TASK ->
Take the records underneath and set them down exactly.

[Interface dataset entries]

..........

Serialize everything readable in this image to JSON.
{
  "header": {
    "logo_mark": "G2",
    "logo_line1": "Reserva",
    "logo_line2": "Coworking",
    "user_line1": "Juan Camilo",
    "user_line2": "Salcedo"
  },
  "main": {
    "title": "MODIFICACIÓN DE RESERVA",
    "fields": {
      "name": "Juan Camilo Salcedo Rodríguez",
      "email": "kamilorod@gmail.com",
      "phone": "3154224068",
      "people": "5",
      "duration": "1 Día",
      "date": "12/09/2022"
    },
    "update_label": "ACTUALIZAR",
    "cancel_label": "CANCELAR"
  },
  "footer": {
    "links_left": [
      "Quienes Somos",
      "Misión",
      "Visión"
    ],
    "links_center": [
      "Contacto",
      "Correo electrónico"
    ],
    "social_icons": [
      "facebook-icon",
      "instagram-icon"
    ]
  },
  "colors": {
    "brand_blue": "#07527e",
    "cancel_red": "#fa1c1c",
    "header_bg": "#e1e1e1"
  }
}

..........

EXPECTED ANSWER ->
Serialize everything readable in this image to JSON.
{
  "header": {
    "logo_mark": "G2",
    "logo_line1": "Reserva",
    "logo_line2": "Coworking",
    "user_line1": "Juan Camilo",
    "user_line2": "Salcedo"
  },
  "main": {
    "title": "MODIFICACIÓN DE RESERVA",
    "fields": {
      "name": "Juan Camilo Salcedo Rodríguez",
      "email": "kamilorod@gmail.com",
      "phone": "3154224068",
      "people": "5",
      "duration": "1 Día",
      "date": "12/09/2022"
    },
    "update_label": "ACTUALIZAR",
    "cancel_label": "CANCELAR"
  },
  "footer": {
    "links_left": [
      "Quienes Somos",
      "Misión",
      "Visión"
    ],
    "links_center": [
      "Contacto",
      "Correo electrónico"
    ],
    "social_icons": [
      "facebook-icon",
      "instagram-icon"
    ]
  },
  "colors": {
    "brand_blue": "#07527e",
    "cancel_red": "#fa1c1c",
    "header_bg": "#e1e1e1"
  }
}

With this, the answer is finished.